• ABOUT THIS TASK: How many lines of these entries include the string "JSON"? State the number alone.

• SUPPLIED INFORMATION:
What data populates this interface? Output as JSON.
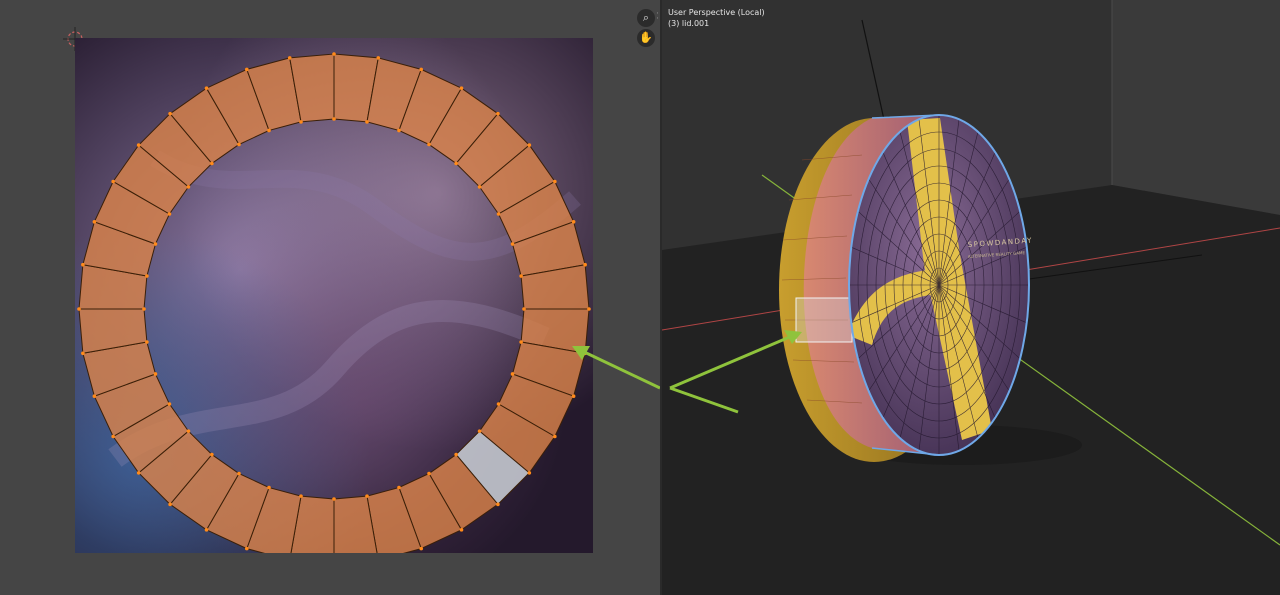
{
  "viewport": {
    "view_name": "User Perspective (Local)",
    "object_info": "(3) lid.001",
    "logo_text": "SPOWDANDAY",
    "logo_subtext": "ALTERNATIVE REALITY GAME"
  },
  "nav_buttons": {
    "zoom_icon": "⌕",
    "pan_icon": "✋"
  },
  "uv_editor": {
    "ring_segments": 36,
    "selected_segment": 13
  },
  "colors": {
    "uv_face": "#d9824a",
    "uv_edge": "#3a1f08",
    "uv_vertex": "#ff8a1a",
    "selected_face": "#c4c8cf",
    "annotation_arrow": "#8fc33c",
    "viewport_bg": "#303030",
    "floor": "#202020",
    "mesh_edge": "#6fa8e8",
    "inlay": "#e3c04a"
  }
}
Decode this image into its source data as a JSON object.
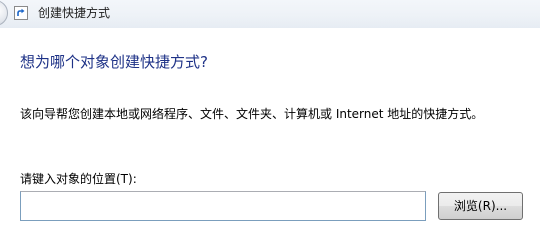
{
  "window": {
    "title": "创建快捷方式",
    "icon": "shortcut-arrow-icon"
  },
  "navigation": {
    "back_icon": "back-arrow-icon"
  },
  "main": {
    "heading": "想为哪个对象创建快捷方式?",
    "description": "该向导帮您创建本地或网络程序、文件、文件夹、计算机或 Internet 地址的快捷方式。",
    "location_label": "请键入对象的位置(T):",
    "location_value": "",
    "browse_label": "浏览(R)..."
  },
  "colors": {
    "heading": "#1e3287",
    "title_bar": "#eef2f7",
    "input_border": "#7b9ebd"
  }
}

• ANSWER SPACE: 2